| The task |
All lines in the records below with the word "Input" must be returned.

=== Begin Enclosure ===

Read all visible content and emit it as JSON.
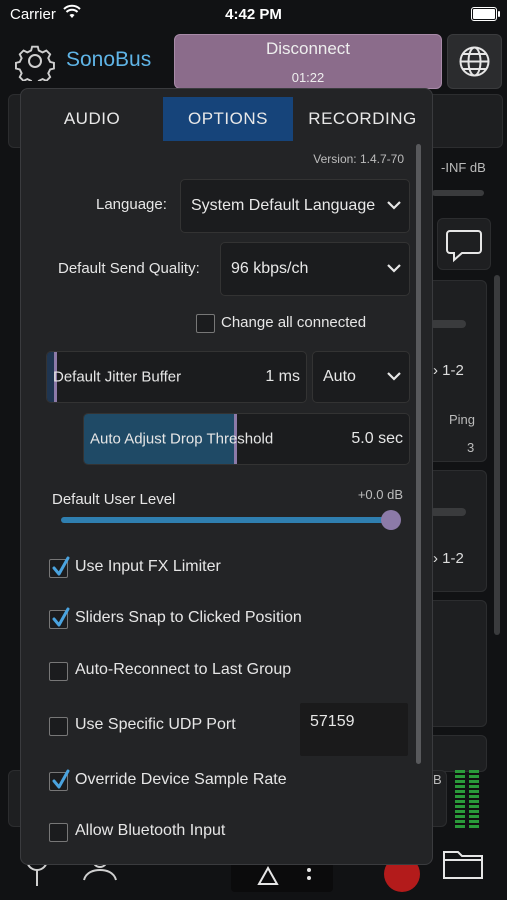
{
  "status_bar": {
    "carrier": "Carrier",
    "time": "4:42 PM"
  },
  "header": {
    "app_title": "SonoBus",
    "disconnect_label": "Disconnect",
    "session_timer": "01:22"
  },
  "background": {
    "level_text": "-INF dB",
    "routing_1": "1-2",
    "routing_2": "1-2",
    "ping_label": "Ping",
    "ping_value": "3",
    "meter_label": "B"
  },
  "popup": {
    "tabs": [
      {
        "label": "AUDIO",
        "active": false
      },
      {
        "label": "OPTIONS",
        "active": true
      },
      {
        "label": "RECORDING",
        "active": false
      }
    ],
    "version": "Version: 1.4.7-70",
    "language": {
      "label": "Language:",
      "value": "System Default Language"
    },
    "send_quality": {
      "label": "Default Send Quality:",
      "value": "96 kbps/ch"
    },
    "change_all_connected": {
      "label": "Change all connected",
      "checked": false
    },
    "jitter_buffer": {
      "label": "Default Jitter Buffer",
      "value": "1 ms",
      "mode": "Auto"
    },
    "drop_threshold": {
      "label": "Auto Adjust Drop Threshold",
      "value": "5.0 sec",
      "level": 0.46
    },
    "user_level": {
      "label": "Default User Level",
      "value": "+0.0 dB",
      "level": 1.0
    },
    "options": [
      {
        "label": "Use Input FX Limiter",
        "checked": true
      },
      {
        "label": "Sliders Snap to Clicked Position",
        "checked": true
      },
      {
        "label": "Auto-Reconnect to Last Group",
        "checked": false
      },
      {
        "label": "Use Specific UDP Port",
        "checked": false
      },
      {
        "label": "Override Device Sample Rate",
        "checked": true
      },
      {
        "label": "Allow Bluetooth Input",
        "checked": false
      }
    ],
    "udp_port": "57159"
  },
  "colors": {
    "accent_blue": "#5fb4e6",
    "active_tab": "#16447a",
    "disconnect": "#8b6c8b",
    "check_blue": "#4aa3df",
    "slider_thumb": "#8c7aa8"
  }
}
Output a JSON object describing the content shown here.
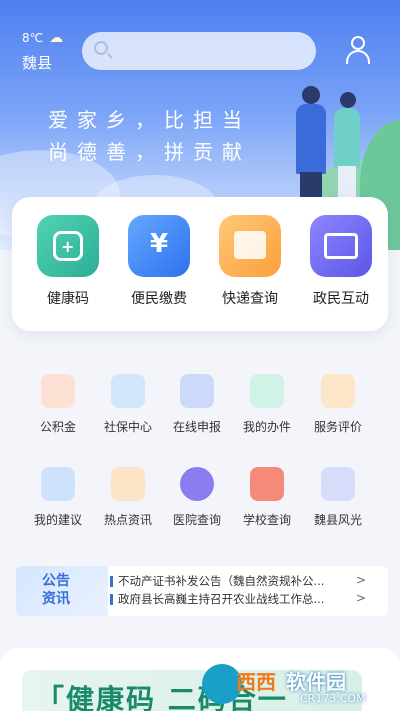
{
  "header": {
    "temperature": "8℃",
    "city": "魏县",
    "search_placeholder": ""
  },
  "banner": {
    "slogan_line1": "爱家乡，比担当",
    "slogan_line2": "尚德善，拼贡献"
  },
  "main_services": [
    {
      "label": "健康码",
      "icon": "health-code-icon",
      "color": "#2cae95"
    },
    {
      "label": "便民缴费",
      "icon": "payment-icon",
      "color": "#2d72ec"
    },
    {
      "label": "快递查询",
      "icon": "package-icon",
      "color": "#fb9f3a"
    },
    {
      "label": "政民互动",
      "icon": "mail-icon",
      "color": "#5b56e6"
    }
  ],
  "services_row1": [
    {
      "label": "公积金",
      "icon": "house-fund-icon"
    },
    {
      "label": "社保中心",
      "icon": "social-security-icon"
    },
    {
      "label": "在线申报",
      "icon": "upload-icon"
    },
    {
      "label": "我的办件",
      "icon": "person-card-icon"
    },
    {
      "label": "服务评价",
      "icon": "review-icon"
    }
  ],
  "services_row2": [
    {
      "label": "我的建议",
      "icon": "chat-icon"
    },
    {
      "label": "热点资讯",
      "icon": "news-icon"
    },
    {
      "label": "医院查询",
      "icon": "hospital-icon"
    },
    {
      "label": "学校查询",
      "icon": "school-icon"
    },
    {
      "label": "魏县风光",
      "icon": "scenery-icon"
    }
  ],
  "notice": {
    "badge": "公告资讯",
    "items": [
      "不动产证书补发公告（魏自然资规补公...",
      "政府县长高巍主持召开农业战线工作总..."
    ],
    "arrow": ">"
  },
  "bottom_banner": {
    "text": "「健康码 二码合一"
  },
  "watermark": {
    "brand": "西西",
    "name": "软件园",
    "url": "CR173.COM"
  }
}
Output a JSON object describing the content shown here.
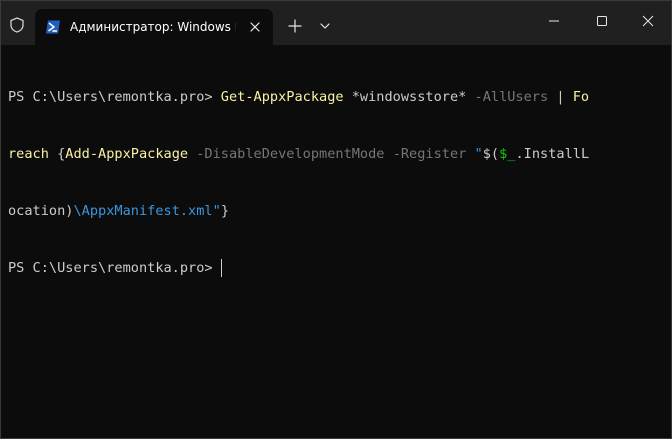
{
  "titlebar": {
    "tab_title": "Администратор: Windows PowerShell",
    "tab_icon": "powershell-icon",
    "new_tab_icon": "plus-icon",
    "dropdown_icon": "chevron-down-icon",
    "window_buttons": [
      "minimize-icon",
      "maximize-icon",
      "close-icon"
    ]
  },
  "terminal": {
    "line1": {
      "prompt": "PS C:\\Users\\remontka.pro> ",
      "cmd1": "Get-AppxPackage",
      "arg1": " *windowsstore* ",
      "param1": "-AllUsers",
      "pipe": " | ",
      "cmd2a": "Fo"
    },
    "line2": {
      "cmd2b": "reach",
      "brace_open": " {",
      "cmd3": "Add-AppxPackage",
      "space1": " ",
      "param2": "-DisableDevelopmentMode",
      "space2": " ",
      "param3": "-Register",
      "space3": " ",
      "str1": "\"",
      "subexpr_open": "$(",
      "var": "$_",
      "prop": ".InstallL"
    },
    "line3": {
      "prop_cont": "ocation",
      "subexpr_close": ")",
      "str2": "\\AppxManifest.xml\"",
      "brace_close": "}"
    },
    "line4": {
      "prompt": "PS C:\\Users\\remontka.pro>"
    }
  },
  "colors": {
    "background": "#0c0c0c",
    "titlebar": "#202020",
    "command": "#f9f1a5",
    "parameter": "#767676",
    "string": "#3a96dd",
    "variable": "#16c60c",
    "default_text": "#cccccc"
  }
}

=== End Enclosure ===

| Solution for this task |
        "label": "Use Input FX Limiter",
        "label": "Allow Bluetooth Input",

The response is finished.